There are few studies on miRNAs related to plant quality. Soybean cotyledons affect soybean seed yield and quality. Goettel et al. analyzed 304 miRNA genes expressed in soybean cotyledons and predicted their complex miRNA networks to 1910 genes. By analyzing extensive biological pathways present in soybean cotyledons, the evolutionary pathways of soybean miR15/49 in soybean cotyledons were further demonstrated . Ye et al. identified and analyzed the whole genome of miRNA endogenous target gene mimic (eTM) and the phagemid-generated siRNA (PHAS) in soybean, with a focus on lipid metabolism-related genes. Lipid metabolism was found to be regulated by a potentially complex non-coding network in soybean, of which 28 may be miRNA-regulated and nine may be further regulated .
2. Conclusion and perspectives
As sequencing development of soybean genome, the cultivar Williams 82 genome has been released by Schmutz et al. , and it update the quality of assembly of the reference genome year by year. In present version (

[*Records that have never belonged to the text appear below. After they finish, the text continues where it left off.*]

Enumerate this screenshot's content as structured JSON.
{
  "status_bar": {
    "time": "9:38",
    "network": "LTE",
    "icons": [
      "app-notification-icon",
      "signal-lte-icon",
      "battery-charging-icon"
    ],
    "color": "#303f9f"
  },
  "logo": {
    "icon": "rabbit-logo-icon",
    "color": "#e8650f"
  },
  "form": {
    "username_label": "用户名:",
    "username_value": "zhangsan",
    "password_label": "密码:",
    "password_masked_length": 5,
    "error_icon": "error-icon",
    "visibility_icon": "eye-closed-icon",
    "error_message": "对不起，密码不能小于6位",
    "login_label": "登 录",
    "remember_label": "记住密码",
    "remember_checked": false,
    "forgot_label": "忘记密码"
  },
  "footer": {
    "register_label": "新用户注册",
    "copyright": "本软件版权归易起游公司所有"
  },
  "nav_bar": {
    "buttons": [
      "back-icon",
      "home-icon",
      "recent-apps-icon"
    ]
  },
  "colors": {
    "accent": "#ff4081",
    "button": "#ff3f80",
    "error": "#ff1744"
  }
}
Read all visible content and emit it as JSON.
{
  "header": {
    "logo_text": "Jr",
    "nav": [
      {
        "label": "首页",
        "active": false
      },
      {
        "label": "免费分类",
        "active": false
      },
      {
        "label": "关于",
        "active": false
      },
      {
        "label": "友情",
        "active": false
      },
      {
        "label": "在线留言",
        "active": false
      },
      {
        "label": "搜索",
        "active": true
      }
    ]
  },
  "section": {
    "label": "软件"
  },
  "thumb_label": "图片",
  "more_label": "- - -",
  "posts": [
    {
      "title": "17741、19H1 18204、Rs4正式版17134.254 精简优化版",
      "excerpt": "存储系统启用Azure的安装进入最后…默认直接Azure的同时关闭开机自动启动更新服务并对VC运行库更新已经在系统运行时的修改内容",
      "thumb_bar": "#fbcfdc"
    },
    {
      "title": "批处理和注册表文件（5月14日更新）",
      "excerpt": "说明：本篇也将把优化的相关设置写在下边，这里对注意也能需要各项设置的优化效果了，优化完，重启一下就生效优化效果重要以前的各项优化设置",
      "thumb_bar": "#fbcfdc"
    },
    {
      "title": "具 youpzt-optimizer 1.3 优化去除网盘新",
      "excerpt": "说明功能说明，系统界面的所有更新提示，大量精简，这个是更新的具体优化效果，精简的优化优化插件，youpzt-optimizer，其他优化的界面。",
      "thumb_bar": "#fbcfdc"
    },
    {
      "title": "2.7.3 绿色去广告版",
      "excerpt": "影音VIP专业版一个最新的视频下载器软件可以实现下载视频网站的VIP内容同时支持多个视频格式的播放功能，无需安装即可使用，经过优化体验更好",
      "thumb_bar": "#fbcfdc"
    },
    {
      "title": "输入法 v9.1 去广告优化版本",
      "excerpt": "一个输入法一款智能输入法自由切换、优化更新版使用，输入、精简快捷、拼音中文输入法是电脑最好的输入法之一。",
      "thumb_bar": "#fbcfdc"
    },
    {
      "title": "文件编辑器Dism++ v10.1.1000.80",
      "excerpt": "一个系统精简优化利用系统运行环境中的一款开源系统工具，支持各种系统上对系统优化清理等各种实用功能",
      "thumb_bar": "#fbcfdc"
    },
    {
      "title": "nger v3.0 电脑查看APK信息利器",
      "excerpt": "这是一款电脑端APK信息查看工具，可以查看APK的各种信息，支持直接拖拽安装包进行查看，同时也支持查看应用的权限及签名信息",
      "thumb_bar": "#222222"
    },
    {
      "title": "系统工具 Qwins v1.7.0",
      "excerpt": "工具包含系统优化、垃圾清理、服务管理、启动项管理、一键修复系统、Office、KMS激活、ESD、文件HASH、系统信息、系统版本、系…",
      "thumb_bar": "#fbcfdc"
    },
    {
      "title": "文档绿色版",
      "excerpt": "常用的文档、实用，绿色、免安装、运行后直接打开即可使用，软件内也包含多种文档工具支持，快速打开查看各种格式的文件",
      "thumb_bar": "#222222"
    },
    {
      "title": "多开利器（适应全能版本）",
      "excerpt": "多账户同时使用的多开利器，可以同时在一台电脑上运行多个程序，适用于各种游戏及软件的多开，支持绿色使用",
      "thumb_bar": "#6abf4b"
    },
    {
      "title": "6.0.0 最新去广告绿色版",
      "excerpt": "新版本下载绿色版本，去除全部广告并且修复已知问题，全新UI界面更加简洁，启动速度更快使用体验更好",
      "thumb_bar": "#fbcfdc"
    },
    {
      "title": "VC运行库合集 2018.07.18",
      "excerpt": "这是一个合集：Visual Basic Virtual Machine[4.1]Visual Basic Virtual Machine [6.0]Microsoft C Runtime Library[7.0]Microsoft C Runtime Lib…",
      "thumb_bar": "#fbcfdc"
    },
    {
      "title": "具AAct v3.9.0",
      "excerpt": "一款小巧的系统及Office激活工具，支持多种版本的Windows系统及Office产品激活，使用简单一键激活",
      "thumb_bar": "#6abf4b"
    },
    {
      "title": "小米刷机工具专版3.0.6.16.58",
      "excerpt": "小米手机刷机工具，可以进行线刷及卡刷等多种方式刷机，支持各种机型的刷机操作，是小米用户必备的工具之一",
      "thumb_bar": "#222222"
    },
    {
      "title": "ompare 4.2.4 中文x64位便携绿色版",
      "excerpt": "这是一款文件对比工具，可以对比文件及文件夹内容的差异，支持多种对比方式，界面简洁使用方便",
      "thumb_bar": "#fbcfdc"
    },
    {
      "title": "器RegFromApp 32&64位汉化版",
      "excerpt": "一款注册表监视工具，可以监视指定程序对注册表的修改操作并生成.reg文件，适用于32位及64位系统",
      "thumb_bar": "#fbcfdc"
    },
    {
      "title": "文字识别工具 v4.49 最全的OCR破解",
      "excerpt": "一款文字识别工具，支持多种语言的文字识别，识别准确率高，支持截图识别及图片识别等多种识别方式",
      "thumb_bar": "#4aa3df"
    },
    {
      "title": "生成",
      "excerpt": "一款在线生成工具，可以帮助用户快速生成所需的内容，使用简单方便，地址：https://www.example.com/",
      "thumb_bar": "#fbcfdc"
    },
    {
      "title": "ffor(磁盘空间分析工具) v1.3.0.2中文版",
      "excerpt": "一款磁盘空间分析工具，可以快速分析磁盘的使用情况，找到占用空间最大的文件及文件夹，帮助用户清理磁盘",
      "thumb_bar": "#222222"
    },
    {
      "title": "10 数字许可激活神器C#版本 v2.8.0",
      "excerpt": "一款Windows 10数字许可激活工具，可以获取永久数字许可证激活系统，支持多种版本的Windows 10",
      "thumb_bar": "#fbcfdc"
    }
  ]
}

Although many genes and regulators of seed oil content and SSP have been identified and their associated regulatory networks have been well studied in Arabidopsis, there are still unclear in soybean in addition to
This study was supported by the National Key R&D Program of China (2016 YFD0100500, 2016YFD0100300, 2016YFD0100201-21), the National Natural Science Foundation of China (31701449, 31471516, 31401465, 31400074, 31501332), the Natural Science Foundation of Heilongjiang (QC2017013), the Young Innovative Talent training plan of undergraduate colleges and universities in Heilongjiang province (UNPYSCT-2016144), special financial aid to post-doctor research fellow in Heilongjiang (To Qi Zhaoming), the Heilongjiang Funds for Distinguished Young Scientists (JC2016004) and the Outstanding Academic Leaders Projects of Harbin, China (2015RQXXJ018), the China Post Doctoral Project (2015 M581419), the Dongnongxuezhe Project (to Chen Qingshan), the Young Talent Project (to Qi Zhaoming, 518062) of Northeast Agricultural University and SIPT project of Northeast Agriculture University (2018-171, 2018-172).